Women have played critical roles in LDS culture and thought, producing our finest artists and poets. A female poet, Eliza R. Snow, is perhaps primarily responsible for advancing one of Mormonism’s more audacious doctrines, that of a mother in heaven at the side of God the father, penning a famous refrain:
I had learned to call thee Father/ Through thy Spirit from on high,
But until the key of knowledge/ Was restored, I knew not why.
In the heavens are parents single?/ No, the thought makes reason stare!
Truth is reason, truth eternal/ Tells me I’ve a mother there.
Despite their seemingly subservient status within polygamy, women have also been monumental figures in the political area, including their involvement at the forefront of the suffragette movement. Until the 1900s, female Mormons were arguably more politically powerful than their male counterparts, particularly culminating in obtaining declarations of equal rights for women, such as that enshrined in the Utah Constitution:
“Both male and female citizens of this state shall enjoy equally all civil, political and religious rights and privileges.”
Mormons owe much (if not most) of the high points of their history to their female membership.
But despite this history, women have never been and are not ordained to general leadership roles in the clergy of the church. Women are not permitted to serve in capacities considered the exclusive domain of the priesthood, which includes not only leadership roles but general administrative, financial and similar positions. And starting in the early 20th century, the external influence of women began to wane: the Relief Society lost its autonomy, shuttering its long-standing newspaper and folding its budget surplus into the then-struggling general funds of the church; women were discouraged from giving blessings of health as this became a priority emphasis for the priesthood; the “traditional” roles of mothers and caretakers were characterized as divinely appointed tasks and sole priorities.
As second wave feminism hit its stride in the U.S., the LDS church transitioned towards vocal anti-feminism. The jurisdictional boundaries of priesthood-exclusive activities expanded, so far that for a period in the 1970s women were forbidden from even saying the invocation and benediction --the opening and closing prayers --in the weekly services, or Sacrament Meeting. The church itself marshaled a considerable grassroots effort to oppose the Equal Rights Amendment, considering the proposed amendment to be a threat to the traditional family values it considered divinely appointed. President Spencer Kimball, leader and prophet at the time, called upon members of the church to vote against the E.R.A.; some who spoke against the church on this issue, notably Sonia Johnson, were excommunicated.

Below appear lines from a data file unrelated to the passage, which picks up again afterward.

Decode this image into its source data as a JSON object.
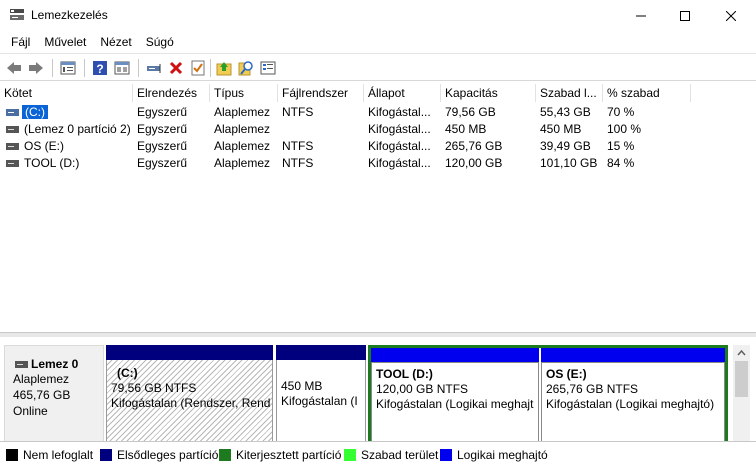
{
  "window": {
    "title": "Lemezkezelés"
  },
  "menu": [
    "Fájl",
    "Művelet",
    "Nézet",
    "Súgó"
  ],
  "columns": [
    "Kötet",
    "Elrendezés",
    "Típus",
    "Fájlrendszer",
    "Állapot",
    "Kapacitás",
    "Szabad l...",
    "% szabad"
  ],
  "volumes": [
    {
      "name": "(C:)",
      "layout": "Egyszerű",
      "type": "Alaplemez",
      "fs": "NTFS",
      "status": "Kifogástal...",
      "capacity": "79,56 GB",
      "free": "55,43 GB",
      "pct": "70 %",
      "selected": true
    },
    {
      "name": "(Lemez 0 partíció 2)",
      "layout": "Egyszerű",
      "type": "Alaplemez",
      "fs": "",
      "status": "Kifogástal...",
      "capacity": "450 MB",
      "free": "450 MB",
      "pct": "100 %",
      "selected": false
    },
    {
      "name": "OS (E:)",
      "layout": "Egyszerű",
      "type": "Alaplemez",
      "fs": "NTFS",
      "status": "Kifogástal...",
      "capacity": "265,76 GB",
      "free": "39,49 GB",
      "pct": "15 %",
      "selected": false
    },
    {
      "name": "TOOL (D:)",
      "layout": "Egyszerű",
      "type": "Alaplemez",
      "fs": "NTFS",
      "status": "Kifogástal...",
      "capacity": "120,00 GB",
      "free": "101,10 GB",
      "pct": "84 %",
      "selected": false
    }
  ],
  "disk": {
    "name": "Lemez 0",
    "type": "Alaplemez",
    "size": "465,76 GB",
    "state": "Online"
  },
  "partitions": [
    {
      "name": "(C:)",
      "size": "79,56 GB NTFS",
      "status": "Kifogástalan (Rendszer, Rend"
    },
    {
      "name": "",
      "size": "450 MB",
      "status": "Kifogástalan (I"
    },
    {
      "name": "TOOL  (D:)",
      "size": "120,00 GB NTFS",
      "status": "Kifogástalan (Logikai meghajt"
    },
    {
      "name": "OS  (E:)",
      "size": "265,76 GB NTFS",
      "status": "Kifogástalan (Logikai meghajtó)"
    }
  ],
  "legend": [
    {
      "label": "Nem lefoglalt",
      "color": "#000000"
    },
    {
      "label": "Elsődleges partíció",
      "color": "#00007f"
    },
    {
      "label": "Kiterjesztett partíció",
      "color": "#1e7a1e"
    },
    {
      "label": "Szabad terület",
      "color": "#33ff33"
    },
    {
      "label": "Logikai meghajtó",
      "color": "#0000ee"
    }
  ],
  "toolbar_icons": [
    "back-icon",
    "forward-icon",
    "properties-view-icon",
    "help-icon",
    "console-view-icon",
    "connect-drive-icon",
    "delete-icon",
    "checklist-icon",
    "folder-up-icon",
    "search-icon",
    "properties-icon"
  ]
}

Petitions were circulated during worship meetings, sermons were devoted to decrying feminism, and the leadership of the church identified feminism as one of the chief evils of the world.